Pictures stay out; everything else in the records below gets copied exactly.
═════ Dataset records ═════
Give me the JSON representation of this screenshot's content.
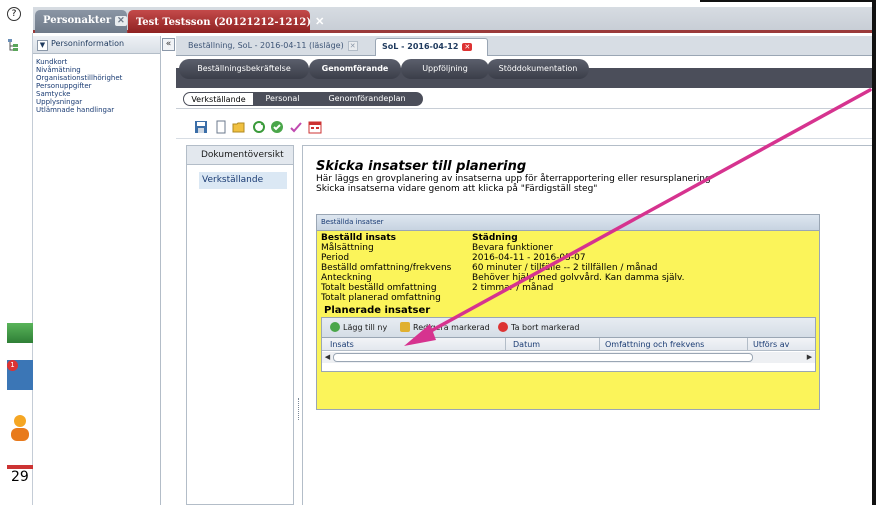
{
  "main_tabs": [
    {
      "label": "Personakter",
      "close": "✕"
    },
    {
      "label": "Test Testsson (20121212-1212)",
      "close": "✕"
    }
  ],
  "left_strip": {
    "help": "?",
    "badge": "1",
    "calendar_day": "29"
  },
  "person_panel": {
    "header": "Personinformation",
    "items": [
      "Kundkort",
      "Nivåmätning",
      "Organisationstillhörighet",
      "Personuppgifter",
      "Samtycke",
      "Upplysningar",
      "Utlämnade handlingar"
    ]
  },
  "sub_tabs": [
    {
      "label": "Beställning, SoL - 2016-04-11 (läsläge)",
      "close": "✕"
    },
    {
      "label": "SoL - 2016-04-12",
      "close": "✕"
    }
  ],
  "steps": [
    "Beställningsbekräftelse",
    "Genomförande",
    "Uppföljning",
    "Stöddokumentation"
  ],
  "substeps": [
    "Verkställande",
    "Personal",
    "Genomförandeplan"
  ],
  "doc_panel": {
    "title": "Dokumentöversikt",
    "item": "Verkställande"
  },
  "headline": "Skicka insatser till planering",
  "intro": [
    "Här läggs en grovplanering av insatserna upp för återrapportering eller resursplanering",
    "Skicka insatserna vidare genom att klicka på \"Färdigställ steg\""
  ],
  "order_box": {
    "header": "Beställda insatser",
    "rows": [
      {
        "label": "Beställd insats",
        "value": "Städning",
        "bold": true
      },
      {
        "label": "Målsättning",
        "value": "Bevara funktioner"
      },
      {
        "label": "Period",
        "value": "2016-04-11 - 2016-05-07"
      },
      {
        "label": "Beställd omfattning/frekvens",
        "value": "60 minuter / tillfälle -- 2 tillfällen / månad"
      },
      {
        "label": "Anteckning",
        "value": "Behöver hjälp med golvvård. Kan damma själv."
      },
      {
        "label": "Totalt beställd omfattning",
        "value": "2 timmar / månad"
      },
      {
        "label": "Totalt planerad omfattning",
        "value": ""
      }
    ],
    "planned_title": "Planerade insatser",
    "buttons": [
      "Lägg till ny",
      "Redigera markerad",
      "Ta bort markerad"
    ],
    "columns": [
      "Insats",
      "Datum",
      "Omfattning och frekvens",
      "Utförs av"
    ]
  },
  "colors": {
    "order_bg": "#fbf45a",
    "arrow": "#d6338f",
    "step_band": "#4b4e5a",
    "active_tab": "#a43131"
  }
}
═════
■ Answer for the task:
Give me the JSON representation of this screenshot's content.
{
  "main_tabs": [
    {
      "label": "Personakter",
      "close": "✕"
    },
    {
      "label": "Test Testsson (20121212-1212)",
      "close": "✕"
    }
  ],
  "left_strip": {
    "help": "?",
    "badge": "1",
    "calendar_day": "29"
  },
  "person_panel": {
    "header": "Personinformation",
    "items": [
      "Kundkort",
      "Nivåmätning",
      "Organisationstillhörighet",
      "Personuppgifter",
      "Samtycke",
      "Upplysningar",
      "Utlämnade handlingar"
    ]
  },
  "sub_tabs": [
    {
      "label": "Beställning, SoL - 2016-04-11 (läsläge)",
      "close": "✕"
    },
    {
      "label": "SoL - 2016-04-12",
      "close": "✕"
    }
  ],
  "steps": [
    "Beställningsbekräftelse",
    "Genomförande",
    "Uppföljning",
    "Stöddokumentation"
  ],
  "substeps": [
    "Verkställande",
    "Personal",
    "Genomförandeplan"
  ],
  "doc_panel": {
    "title": "Dokumentöversikt",
    "item": "Verkställande"
  },
  "headline": "Skicka insatser till planering",
  "intro": [
    "Här läggs en grovplanering av insatserna upp för återrapportering eller resursplanering",
    "Skicka insatserna vidare genom att klicka på \"Färdigställ steg\""
  ],
  "order_box": {
    "header": "Beställda insatser",
    "rows": [
      {
        "label": "Beställd insats",
        "value": "Städning",
        "bold": true
      },
      {
        "label": "Målsättning",
        "value": "Bevara funktioner"
      },
      {
        "label": "Period",
        "value": "2016-04-11 - 2016-05-07"
      },
      {
        "label": "Beställd omfattning/frekvens",
        "value": "60 minuter / tillfälle -- 2 tillfällen / månad"
      },
      {
        "label": "Anteckning",
        "value": "Behöver hjälp med golvvård. Kan damma själv."
      },
      {
        "label": "Totalt beställd omfattning",
        "value": "2 timmar / månad"
      },
      {
        "label": "Totalt planerad omfattning",
        "value": ""
      }
    ],
    "planned_title": "Planerade insatser",
    "buttons": [
      "Lägg till ny",
      "Redigera markerad",
      "Ta bort markerad"
    ],
    "columns": [
      "Insats",
      "Datum",
      "Omfattning och frekvens",
      "Utförs av"
    ]
  },
  "colors": {
    "order_bg": "#fbf45a",
    "arrow": "#d6338f",
    "step_band": "#4b4e5a",
    "active_tab": "#a43131"
  }
}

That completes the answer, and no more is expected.